▶ **TASK BRIEF**
Find each line below that includes "object", then copy it.

▶ **RECORDS FOR THE TASK**
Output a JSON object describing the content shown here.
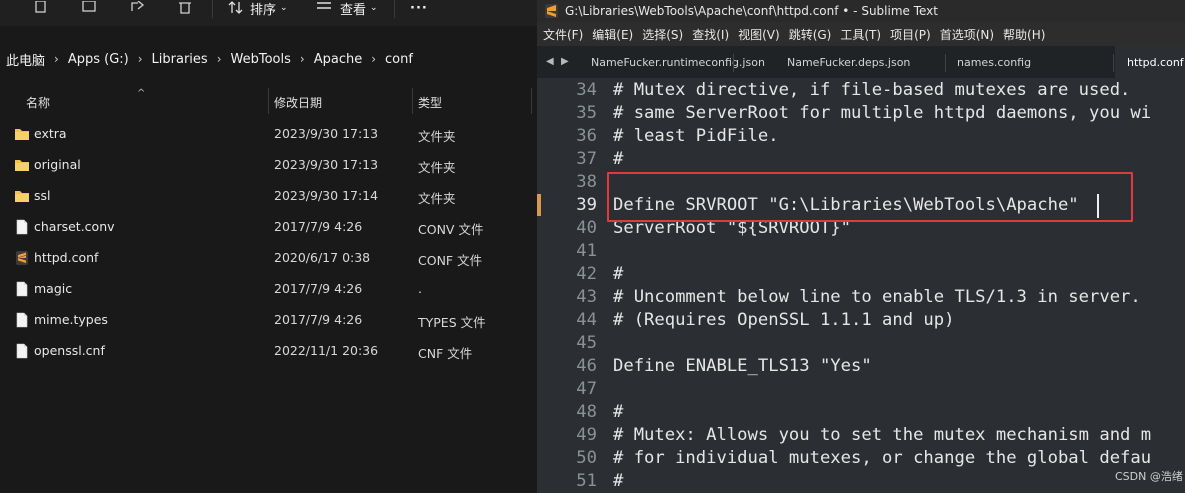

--

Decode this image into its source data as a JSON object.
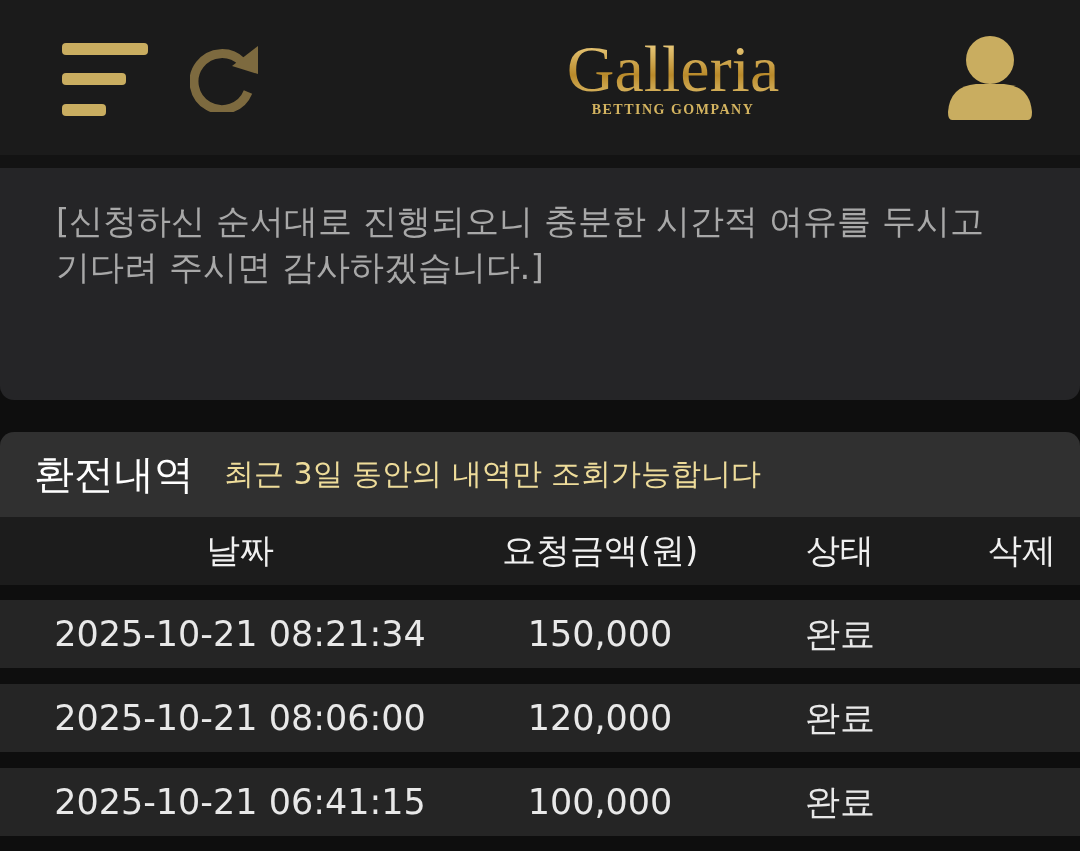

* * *

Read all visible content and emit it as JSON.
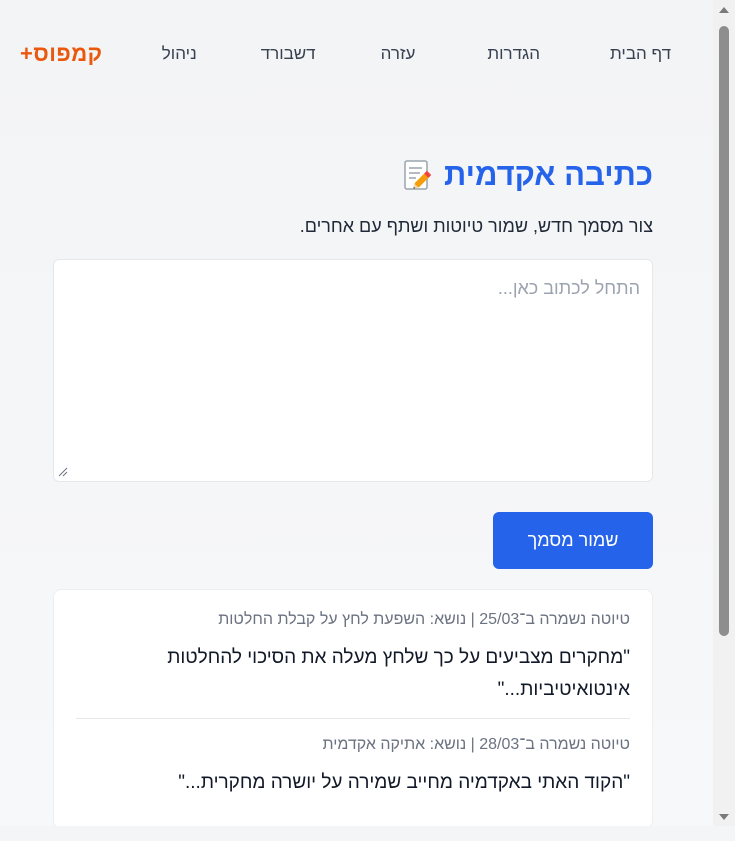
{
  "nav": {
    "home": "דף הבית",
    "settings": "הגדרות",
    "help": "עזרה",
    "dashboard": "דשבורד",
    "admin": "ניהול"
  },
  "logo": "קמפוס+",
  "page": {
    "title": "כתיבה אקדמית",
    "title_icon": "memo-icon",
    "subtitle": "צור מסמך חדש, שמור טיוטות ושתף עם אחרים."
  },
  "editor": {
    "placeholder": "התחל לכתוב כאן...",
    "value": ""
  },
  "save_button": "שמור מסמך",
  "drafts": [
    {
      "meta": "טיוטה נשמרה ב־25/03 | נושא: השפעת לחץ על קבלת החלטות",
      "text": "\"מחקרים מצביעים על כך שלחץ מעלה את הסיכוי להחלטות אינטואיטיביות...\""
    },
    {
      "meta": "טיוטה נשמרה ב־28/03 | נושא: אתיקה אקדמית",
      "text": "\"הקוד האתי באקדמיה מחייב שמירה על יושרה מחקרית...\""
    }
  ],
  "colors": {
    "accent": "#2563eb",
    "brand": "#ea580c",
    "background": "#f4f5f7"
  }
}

▶ **YOUR SOLUTION**
Output a JSON object describing the content shown here.
Decode this image into its source data as a JSON object.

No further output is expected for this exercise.